**WHAT IS BEING ASKED:** Without including any pictures, write out all the entries exactly.

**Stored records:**

--------

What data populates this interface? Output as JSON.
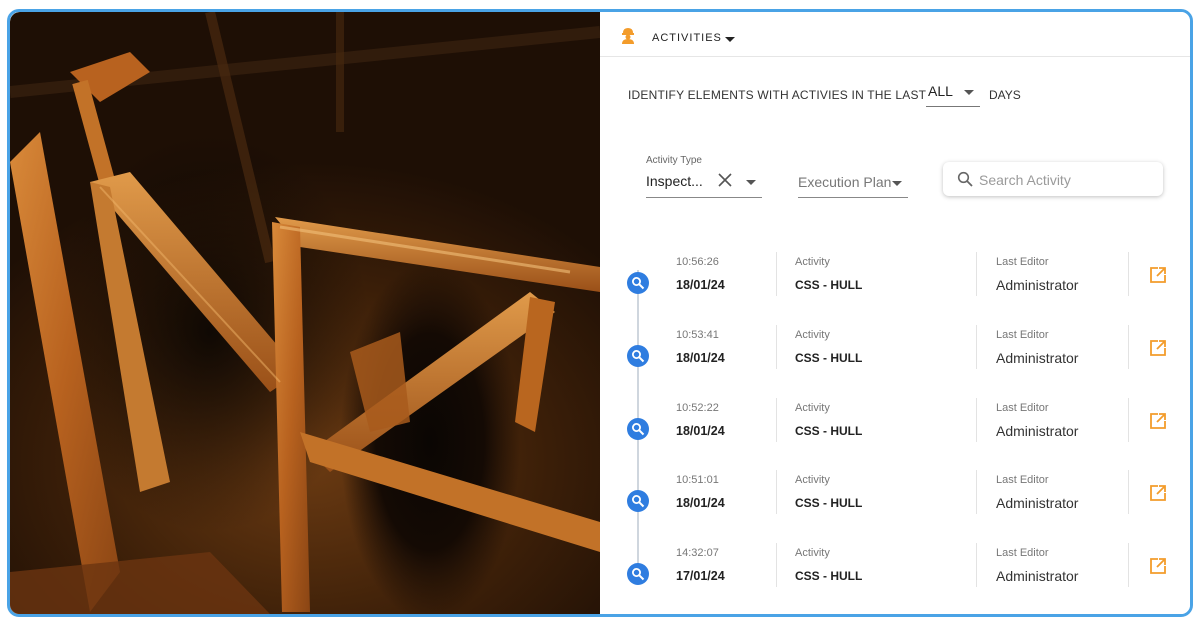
{
  "header": {
    "menu_label": "ACTIVITIES",
    "user_icon": "worker-icon"
  },
  "period": {
    "prefix": "IDENTIFY ELEMENTS WITH ACTIVIES IN THE LAST",
    "selected": "ALL",
    "suffix": "DAYS"
  },
  "filters": {
    "activity_type_label": "Activity Type",
    "activity_type_value": "Inspect...",
    "execution_plan_placeholder": "Execution Plan",
    "search_placeholder": "Search Activity"
  },
  "columns": {
    "activity": "Activity",
    "last_editor": "Last Editor"
  },
  "rows": [
    {
      "time": "10:56:26",
      "date": "18/01/24",
      "activity": "CSS - HULL",
      "editor": "Administrator"
    },
    {
      "time": "10:53:41",
      "date": "18/01/24",
      "activity": "CSS - HULL",
      "editor": "Administrator"
    },
    {
      "time": "10:52:22",
      "date": "18/01/24",
      "activity": "CSS - HULL",
      "editor": "Administrator"
    },
    {
      "time": "10:51:01",
      "date": "18/01/24",
      "activity": "CSS - HULL",
      "editor": "Administrator"
    },
    {
      "time": "14:32:07",
      "date": "17/01/24",
      "activity": "CSS - HULL",
      "editor": "Administrator"
    }
  ],
  "colors": {
    "accent_orange": "#f39c2b",
    "marker_blue": "#2f7de0",
    "frame_blue": "#4aa3e6"
  }
}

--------

**SOLUTION:**
What data populates this interface? Output as JSON.
{
  "header": {
    "menu_label": "ACTIVITIES",
    "user_icon": "worker-icon"
  },
  "period": {
    "prefix": "IDENTIFY ELEMENTS WITH ACTIVIES IN THE LAST",
    "selected": "ALL",
    "suffix": "DAYS"
  },
  "filters": {
    "activity_type_label": "Activity Type",
    "activity_type_value": "Inspect...",
    "execution_plan_placeholder": "Execution Plan",
    "search_placeholder": "Search Activity"
  },
  "columns": {
    "activity": "Activity",
    "last_editor": "Last Editor"
  },
  "rows": [
    {
      "time": "10:56:26",
      "date": "18/01/24",
      "activity": "CSS - HULL",
      "editor": "Administrator"
    },
    {
      "time": "10:53:41",
      "date": "18/01/24",
      "activity": "CSS - HULL",
      "editor": "Administrator"
    },
    {
      "time": "10:52:22",
      "date": "18/01/24",
      "activity": "CSS - HULL",
      "editor": "Administrator"
    },
    {
      "time": "10:51:01",
      "date": "18/01/24",
      "activity": "CSS - HULL",
      "editor": "Administrator"
    },
    {
      "time": "14:32:07",
      "date": "17/01/24",
      "activity": "CSS - HULL",
      "editor": "Administrator"
    }
  ],
  "colors": {
    "accent_orange": "#f39c2b",
    "marker_blue": "#2f7de0",
    "frame_blue": "#4aa3e6"
  }
}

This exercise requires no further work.